### Work request:
If a line in the entries below includes "JSON", pick it out and copy it.

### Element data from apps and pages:
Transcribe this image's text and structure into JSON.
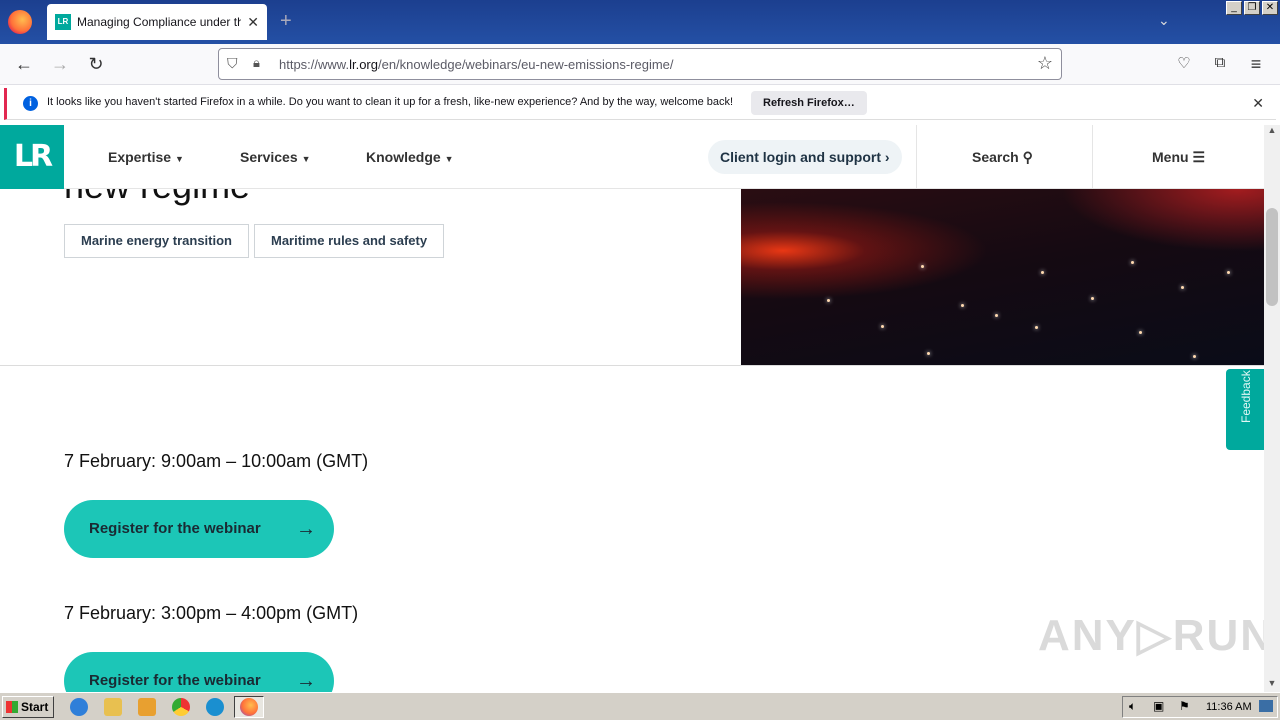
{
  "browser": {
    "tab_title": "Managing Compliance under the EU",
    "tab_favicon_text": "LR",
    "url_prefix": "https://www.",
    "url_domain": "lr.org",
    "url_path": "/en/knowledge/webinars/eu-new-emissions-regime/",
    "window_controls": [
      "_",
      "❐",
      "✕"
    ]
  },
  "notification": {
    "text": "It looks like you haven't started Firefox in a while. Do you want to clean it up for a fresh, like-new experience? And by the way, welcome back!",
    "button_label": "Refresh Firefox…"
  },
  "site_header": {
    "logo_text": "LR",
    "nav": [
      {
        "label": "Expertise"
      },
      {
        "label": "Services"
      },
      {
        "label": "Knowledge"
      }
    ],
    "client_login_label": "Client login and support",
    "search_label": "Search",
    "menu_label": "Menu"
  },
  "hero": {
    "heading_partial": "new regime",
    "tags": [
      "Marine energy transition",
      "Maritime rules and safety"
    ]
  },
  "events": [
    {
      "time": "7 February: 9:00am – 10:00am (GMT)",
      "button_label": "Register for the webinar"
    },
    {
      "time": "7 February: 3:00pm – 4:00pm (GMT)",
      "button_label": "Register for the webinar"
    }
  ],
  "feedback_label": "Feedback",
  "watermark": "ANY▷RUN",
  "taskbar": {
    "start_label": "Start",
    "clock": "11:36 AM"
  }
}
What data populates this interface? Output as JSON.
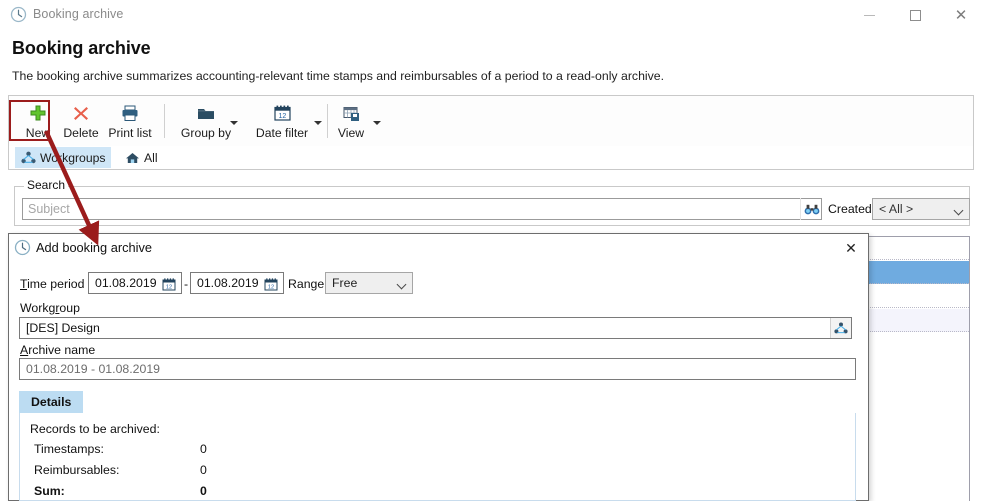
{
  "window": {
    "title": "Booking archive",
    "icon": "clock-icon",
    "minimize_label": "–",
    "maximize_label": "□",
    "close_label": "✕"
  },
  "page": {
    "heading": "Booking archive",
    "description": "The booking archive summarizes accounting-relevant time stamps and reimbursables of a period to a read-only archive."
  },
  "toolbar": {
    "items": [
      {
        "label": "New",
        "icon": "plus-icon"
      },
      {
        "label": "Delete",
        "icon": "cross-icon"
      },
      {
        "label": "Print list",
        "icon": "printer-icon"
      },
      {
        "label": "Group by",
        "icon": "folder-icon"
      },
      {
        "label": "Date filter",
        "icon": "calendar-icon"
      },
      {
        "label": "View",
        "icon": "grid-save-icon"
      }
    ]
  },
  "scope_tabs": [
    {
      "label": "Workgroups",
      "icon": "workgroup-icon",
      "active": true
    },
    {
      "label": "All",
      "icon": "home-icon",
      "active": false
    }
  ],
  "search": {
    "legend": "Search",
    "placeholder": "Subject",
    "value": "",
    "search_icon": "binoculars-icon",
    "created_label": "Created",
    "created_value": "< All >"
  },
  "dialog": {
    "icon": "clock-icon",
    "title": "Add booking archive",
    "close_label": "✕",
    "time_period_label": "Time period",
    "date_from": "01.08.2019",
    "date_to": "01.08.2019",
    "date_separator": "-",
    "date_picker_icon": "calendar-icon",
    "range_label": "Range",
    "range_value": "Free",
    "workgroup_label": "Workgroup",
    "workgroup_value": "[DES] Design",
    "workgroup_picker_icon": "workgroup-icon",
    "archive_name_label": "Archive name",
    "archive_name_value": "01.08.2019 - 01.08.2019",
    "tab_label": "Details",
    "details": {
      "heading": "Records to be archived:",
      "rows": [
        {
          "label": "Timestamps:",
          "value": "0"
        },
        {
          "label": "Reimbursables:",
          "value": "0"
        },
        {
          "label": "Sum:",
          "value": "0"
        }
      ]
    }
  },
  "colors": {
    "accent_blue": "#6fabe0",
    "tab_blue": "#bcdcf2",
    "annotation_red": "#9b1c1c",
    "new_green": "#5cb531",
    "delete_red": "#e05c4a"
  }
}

### Answer to this task:
Transcribe this image's text and structure into JSON.
What data populates this interface? Output as JSON.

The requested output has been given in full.